*** MATERIAL FOR THIS TASK

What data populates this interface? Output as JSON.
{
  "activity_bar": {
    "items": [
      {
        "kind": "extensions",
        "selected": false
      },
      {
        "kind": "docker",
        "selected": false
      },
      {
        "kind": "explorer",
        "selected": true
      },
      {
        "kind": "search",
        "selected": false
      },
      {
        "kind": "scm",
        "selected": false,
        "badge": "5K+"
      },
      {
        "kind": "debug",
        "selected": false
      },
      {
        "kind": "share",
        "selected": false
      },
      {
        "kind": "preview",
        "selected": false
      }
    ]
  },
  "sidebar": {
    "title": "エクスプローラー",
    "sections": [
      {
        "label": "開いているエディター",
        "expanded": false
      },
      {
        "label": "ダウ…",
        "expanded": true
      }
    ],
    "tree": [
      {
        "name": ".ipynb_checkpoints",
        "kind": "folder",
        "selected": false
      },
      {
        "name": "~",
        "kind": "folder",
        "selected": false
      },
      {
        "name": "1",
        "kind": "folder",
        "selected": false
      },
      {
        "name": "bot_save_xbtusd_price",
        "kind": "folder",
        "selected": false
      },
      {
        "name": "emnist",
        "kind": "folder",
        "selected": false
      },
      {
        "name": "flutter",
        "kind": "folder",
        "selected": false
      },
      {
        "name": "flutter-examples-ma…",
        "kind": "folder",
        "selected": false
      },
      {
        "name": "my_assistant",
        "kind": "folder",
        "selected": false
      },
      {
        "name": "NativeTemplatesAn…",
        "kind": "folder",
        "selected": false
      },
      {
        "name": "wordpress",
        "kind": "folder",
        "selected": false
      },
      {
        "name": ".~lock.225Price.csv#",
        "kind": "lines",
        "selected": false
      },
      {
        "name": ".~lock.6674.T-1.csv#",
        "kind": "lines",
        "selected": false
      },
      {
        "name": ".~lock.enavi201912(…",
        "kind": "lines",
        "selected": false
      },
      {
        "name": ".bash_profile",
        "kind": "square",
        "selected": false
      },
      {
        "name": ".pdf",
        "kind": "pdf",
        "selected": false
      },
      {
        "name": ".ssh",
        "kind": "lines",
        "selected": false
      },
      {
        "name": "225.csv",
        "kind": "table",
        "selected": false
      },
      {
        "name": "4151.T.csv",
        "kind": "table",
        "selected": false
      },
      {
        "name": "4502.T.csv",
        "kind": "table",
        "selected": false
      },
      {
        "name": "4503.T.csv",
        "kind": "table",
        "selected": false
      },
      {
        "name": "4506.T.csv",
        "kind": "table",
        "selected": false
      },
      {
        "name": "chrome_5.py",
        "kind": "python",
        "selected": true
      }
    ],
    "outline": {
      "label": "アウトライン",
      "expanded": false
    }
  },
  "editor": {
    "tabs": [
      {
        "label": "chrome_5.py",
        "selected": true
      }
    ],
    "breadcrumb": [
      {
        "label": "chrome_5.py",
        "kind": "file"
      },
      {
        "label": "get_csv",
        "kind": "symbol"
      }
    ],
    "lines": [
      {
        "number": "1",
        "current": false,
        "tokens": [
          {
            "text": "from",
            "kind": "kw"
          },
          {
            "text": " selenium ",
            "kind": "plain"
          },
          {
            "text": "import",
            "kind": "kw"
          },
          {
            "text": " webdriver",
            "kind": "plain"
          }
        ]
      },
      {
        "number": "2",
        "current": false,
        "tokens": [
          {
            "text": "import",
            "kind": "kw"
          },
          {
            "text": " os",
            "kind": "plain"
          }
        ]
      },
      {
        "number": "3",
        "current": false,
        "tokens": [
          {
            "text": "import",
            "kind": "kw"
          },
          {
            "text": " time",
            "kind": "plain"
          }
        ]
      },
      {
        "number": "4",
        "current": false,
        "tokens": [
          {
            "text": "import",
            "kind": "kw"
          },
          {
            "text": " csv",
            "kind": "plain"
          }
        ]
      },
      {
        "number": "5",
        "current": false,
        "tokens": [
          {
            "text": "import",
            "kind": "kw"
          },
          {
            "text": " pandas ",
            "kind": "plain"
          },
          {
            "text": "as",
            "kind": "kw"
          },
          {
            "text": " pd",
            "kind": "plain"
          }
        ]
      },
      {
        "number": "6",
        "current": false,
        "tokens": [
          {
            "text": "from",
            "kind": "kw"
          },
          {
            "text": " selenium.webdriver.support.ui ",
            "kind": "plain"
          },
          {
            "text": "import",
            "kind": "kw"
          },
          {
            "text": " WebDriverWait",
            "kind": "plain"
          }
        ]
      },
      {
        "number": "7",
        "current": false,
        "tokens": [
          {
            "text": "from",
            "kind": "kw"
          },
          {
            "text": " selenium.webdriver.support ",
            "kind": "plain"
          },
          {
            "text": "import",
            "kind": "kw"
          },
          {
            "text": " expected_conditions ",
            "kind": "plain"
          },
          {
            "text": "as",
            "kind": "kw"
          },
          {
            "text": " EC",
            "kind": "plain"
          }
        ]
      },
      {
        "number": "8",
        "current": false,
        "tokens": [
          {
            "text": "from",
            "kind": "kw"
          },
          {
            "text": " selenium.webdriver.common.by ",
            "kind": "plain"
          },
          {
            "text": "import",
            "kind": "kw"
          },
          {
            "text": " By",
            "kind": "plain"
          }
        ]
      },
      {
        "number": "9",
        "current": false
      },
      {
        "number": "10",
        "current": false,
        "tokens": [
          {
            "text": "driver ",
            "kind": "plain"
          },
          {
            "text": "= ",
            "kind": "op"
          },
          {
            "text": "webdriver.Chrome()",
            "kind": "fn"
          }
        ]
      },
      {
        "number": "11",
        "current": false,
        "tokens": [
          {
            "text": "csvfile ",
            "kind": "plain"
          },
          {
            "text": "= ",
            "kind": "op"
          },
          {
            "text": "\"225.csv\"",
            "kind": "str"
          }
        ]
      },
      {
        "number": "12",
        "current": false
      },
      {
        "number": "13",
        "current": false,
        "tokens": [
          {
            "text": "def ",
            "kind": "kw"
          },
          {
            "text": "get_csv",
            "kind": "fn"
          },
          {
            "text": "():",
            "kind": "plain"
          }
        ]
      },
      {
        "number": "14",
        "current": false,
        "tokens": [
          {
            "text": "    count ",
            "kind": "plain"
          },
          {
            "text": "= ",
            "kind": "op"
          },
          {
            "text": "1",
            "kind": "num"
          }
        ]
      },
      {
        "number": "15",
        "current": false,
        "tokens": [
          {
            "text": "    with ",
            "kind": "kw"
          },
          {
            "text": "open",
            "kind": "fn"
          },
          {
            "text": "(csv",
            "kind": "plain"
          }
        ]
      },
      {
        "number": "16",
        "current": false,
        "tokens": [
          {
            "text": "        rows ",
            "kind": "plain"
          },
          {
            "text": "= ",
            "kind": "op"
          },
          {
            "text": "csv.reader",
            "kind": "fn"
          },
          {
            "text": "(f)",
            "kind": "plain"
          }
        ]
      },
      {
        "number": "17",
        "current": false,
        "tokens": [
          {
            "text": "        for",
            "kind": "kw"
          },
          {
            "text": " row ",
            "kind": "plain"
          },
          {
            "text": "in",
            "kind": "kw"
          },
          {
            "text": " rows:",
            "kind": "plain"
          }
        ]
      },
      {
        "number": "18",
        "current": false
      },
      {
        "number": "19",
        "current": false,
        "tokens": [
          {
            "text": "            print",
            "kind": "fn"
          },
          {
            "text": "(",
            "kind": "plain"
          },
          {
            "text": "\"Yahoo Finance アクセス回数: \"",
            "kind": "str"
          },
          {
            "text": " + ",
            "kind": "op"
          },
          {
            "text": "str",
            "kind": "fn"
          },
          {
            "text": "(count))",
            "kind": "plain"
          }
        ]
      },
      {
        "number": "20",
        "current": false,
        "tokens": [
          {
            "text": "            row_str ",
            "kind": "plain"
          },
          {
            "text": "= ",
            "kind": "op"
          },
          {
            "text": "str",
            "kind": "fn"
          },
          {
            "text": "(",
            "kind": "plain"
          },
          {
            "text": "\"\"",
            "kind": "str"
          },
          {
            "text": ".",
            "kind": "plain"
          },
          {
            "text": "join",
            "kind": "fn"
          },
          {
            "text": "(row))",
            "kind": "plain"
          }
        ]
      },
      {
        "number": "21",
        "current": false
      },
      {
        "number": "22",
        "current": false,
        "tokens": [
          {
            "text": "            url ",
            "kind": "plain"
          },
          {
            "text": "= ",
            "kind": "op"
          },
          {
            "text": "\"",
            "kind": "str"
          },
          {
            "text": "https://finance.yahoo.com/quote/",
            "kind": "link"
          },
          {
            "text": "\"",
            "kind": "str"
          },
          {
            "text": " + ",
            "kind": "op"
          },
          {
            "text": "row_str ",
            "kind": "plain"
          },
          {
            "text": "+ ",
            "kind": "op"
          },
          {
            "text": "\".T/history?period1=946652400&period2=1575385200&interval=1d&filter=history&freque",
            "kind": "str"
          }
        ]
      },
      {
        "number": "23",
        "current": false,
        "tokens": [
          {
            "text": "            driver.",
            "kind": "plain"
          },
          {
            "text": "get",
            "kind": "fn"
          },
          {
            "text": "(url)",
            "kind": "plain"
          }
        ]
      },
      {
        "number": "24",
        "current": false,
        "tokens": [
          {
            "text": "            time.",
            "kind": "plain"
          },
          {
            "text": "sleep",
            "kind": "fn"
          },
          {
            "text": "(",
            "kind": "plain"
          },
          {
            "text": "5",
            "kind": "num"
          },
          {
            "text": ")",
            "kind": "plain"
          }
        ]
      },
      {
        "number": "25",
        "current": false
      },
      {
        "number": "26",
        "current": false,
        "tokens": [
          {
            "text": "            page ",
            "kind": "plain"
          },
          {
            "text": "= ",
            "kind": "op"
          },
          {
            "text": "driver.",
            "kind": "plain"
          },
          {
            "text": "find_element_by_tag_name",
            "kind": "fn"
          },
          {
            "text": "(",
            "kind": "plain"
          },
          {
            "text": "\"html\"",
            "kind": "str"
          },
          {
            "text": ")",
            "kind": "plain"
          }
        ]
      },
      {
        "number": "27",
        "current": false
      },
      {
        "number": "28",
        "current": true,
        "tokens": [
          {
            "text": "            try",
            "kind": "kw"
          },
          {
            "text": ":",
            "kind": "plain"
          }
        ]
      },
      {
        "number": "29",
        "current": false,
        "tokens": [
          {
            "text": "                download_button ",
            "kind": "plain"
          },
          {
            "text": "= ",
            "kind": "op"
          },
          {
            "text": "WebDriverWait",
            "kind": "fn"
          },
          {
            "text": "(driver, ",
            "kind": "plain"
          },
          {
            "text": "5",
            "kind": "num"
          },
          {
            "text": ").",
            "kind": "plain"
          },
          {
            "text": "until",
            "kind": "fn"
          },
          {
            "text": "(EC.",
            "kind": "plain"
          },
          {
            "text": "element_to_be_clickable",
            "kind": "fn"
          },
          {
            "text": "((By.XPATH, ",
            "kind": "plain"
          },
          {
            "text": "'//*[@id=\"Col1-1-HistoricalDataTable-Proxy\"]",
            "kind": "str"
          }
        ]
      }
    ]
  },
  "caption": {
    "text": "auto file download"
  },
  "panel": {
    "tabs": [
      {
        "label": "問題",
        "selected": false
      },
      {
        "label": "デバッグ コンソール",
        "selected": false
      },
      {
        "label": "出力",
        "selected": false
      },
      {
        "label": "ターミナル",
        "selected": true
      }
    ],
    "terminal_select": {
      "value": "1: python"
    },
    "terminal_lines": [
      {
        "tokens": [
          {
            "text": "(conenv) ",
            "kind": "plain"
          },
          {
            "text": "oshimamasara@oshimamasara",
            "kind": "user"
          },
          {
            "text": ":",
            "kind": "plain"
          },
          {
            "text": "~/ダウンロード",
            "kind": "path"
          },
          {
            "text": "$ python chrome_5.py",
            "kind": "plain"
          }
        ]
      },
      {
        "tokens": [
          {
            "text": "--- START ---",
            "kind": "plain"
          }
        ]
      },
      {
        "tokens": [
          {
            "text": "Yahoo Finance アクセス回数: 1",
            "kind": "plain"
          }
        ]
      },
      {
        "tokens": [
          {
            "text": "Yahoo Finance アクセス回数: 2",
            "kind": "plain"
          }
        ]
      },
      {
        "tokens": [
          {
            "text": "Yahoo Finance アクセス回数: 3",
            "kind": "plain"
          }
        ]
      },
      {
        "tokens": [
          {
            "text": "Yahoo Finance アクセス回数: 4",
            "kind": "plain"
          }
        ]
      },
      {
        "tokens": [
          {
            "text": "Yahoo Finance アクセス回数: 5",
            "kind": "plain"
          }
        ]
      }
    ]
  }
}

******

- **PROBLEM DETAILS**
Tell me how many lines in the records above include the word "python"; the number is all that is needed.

- **REPLY**
3